Along the trail to Gem Lake, a curious balanced rock called Paul Bunyan's boot.
This trail intersects the Cow Creek Trail, and forms part of the Gem lake loop. Goes through the old McGregor Ranch valley, past towering Lumpy Ridge rock formations. Make it a loop hike by dropping down the trail into the McGraw Ranch valley.
Perfect area for quiet getaways.
This trail extends past the Bridal Falls turnoff (3 mi.) as the Dark Mountain trail (1.7 mi), then joins the Black Canyon trail to intersect the Lawn Lake trail shortly below the lake (4.8 mi.). There are many beaver ponds along the trail as it follows Cow Creek.
Use this trail to connect to the Lost Lake trail system.
This trail begins outside of the park, and travels through the Comanche Peak Wilderness before reaching the park boundary. The trail ends at Lost Lake. It intersects the Stormy Peaks trail and North Boundary trail along the way.
Stormy Peaks connects Colorado State University's Pingree Park campus in the Comanche Peak Wilderness and the North Fork Trail inside the park.
Leaving the Old Ute Trail, you'll pass through forest and meadows, crossing Beaver Brook and several aspen-filled drainages. Great view of Longs Peak. Forms a loop hike about 5 miles long. Also used by horseback riders.
Deer Mountain gives a 360 degree view of east Rocky Mountain National Park.
The summit plateau of Deer Mountain offers spectacular views of the Continental Divide.
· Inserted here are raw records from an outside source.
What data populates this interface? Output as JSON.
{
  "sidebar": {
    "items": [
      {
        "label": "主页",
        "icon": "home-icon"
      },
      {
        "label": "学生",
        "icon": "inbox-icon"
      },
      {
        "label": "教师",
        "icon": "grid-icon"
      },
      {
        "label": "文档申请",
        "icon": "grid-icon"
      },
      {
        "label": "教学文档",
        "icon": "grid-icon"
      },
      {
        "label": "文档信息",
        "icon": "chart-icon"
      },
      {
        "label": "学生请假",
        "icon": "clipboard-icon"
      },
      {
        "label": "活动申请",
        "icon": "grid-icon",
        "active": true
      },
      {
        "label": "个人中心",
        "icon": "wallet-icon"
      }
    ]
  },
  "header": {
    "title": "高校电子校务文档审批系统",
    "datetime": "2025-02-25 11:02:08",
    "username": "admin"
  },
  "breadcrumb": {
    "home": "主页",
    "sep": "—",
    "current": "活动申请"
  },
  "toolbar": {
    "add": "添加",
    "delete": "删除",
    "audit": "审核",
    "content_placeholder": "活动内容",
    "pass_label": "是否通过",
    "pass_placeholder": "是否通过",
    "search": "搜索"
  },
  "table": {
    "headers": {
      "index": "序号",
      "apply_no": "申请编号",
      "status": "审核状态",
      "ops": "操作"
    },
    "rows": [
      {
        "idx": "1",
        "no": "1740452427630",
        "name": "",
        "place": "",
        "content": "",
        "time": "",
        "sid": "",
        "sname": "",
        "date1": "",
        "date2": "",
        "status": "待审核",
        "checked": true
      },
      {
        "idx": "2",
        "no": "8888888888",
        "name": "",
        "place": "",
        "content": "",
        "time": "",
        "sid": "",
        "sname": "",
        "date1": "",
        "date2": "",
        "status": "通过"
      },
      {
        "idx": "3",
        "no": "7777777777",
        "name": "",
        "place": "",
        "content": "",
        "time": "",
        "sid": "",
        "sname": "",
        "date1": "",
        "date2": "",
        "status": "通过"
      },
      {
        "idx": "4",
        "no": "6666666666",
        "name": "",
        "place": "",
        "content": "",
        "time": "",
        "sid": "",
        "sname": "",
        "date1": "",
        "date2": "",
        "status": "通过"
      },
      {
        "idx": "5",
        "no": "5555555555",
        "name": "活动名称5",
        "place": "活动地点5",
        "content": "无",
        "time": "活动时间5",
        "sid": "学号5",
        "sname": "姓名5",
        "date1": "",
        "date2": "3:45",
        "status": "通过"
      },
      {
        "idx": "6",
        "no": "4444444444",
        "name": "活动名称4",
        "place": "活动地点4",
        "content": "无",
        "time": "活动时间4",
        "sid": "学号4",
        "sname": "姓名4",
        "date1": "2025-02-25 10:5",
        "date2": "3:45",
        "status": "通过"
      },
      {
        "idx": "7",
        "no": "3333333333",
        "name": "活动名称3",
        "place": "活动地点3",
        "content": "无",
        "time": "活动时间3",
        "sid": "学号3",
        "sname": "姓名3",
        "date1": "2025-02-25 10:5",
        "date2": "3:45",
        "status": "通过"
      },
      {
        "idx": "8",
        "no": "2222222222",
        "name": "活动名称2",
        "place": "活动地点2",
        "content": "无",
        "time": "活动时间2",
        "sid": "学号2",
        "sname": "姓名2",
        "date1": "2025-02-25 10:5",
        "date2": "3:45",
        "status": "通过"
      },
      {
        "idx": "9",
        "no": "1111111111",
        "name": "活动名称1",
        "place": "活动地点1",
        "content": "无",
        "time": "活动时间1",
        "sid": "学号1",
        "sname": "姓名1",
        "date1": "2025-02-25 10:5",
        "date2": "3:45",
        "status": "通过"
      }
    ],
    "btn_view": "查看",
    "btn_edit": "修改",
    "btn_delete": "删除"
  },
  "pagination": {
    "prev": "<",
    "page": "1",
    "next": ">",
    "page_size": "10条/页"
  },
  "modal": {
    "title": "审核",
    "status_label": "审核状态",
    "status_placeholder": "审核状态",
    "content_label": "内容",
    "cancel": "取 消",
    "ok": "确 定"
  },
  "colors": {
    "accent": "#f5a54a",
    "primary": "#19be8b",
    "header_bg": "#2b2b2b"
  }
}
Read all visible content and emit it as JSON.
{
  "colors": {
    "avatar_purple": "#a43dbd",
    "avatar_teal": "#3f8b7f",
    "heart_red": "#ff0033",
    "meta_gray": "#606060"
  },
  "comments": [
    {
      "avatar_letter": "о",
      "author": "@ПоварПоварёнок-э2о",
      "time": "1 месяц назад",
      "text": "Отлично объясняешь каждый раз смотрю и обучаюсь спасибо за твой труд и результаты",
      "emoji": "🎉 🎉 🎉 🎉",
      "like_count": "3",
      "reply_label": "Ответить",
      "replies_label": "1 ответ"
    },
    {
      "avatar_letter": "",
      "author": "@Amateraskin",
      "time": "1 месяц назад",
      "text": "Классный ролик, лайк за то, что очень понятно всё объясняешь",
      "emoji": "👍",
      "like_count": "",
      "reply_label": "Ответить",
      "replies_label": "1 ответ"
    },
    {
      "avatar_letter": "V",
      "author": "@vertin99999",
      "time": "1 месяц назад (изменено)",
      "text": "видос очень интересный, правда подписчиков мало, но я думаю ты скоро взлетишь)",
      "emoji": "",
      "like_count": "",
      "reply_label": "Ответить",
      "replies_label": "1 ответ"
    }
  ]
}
The lower trail generally has little snow, but expect packed and drifted snow on the switchbacks. Snow cover on the summit may be three to five feet deep, making snowshoes or skis necessary for safe travel. Summit 10,013 ft.
Lake Estes in the town of Estes Park is ringed by a lovely, wide, paved path that meanders through a bird sanctuary, beside a golf course, along the Big Thompson River and Fish Creek, through the lakeside picnic area and along the lakeshore. Wonderful for strolling, biking, dog walking, birding, and watching the elk that like the golf course grass, it's a town treasure!
The Lawn Lake trail climbs to a pair of beautiful alpine lakes (Lawn Lake and Crystal Lake) along the course of the Roaring River. The river shows the massive damaged caused by a dam failure in 1982 that claimed the lives of three campers. A strenuous snowshoe in the winter. 5 backcountry sites along the trail before the Lake.
This trail offers a visit to Chipmunk Lake, well-composed scenes of Longs Peak, pine forests carpeted with grouseberry and bearberry, and dramatic views of the canyon gouged out by rampaging water that broke loose from Lawn Lake Dam in 1982. You'll see Ypsilon Mountain's extraordinary southeast face with its Y shaped gash rising sharply from the shoreline. More on Ypsilon Lake trail...
A continuation of the Lawn Lake trail to one of the deepest lakes in the park. Take the left fork after leaving Lawn Lake. Fairchild Mountain is the backdrop.
The shallow waters of Gem Lake are cradled high among the rounded granite domes of Lumpy Ridge. Untouched by glaciation, this outcrop of 1.8 billion-year-old granite has been sculpted by wind and chemical erosion into a backbone-like ridge. Pillars, potholes, and balanced rocks appear midway along the trail. Spectacular views of the Estes Valley and Continental Divide. Gem Lake's elevation is 8,800 feet. More on Gem Lake trail...
Follow the Black Canyon trail to about a half a mile before it intersects with the Lawn Lake trail.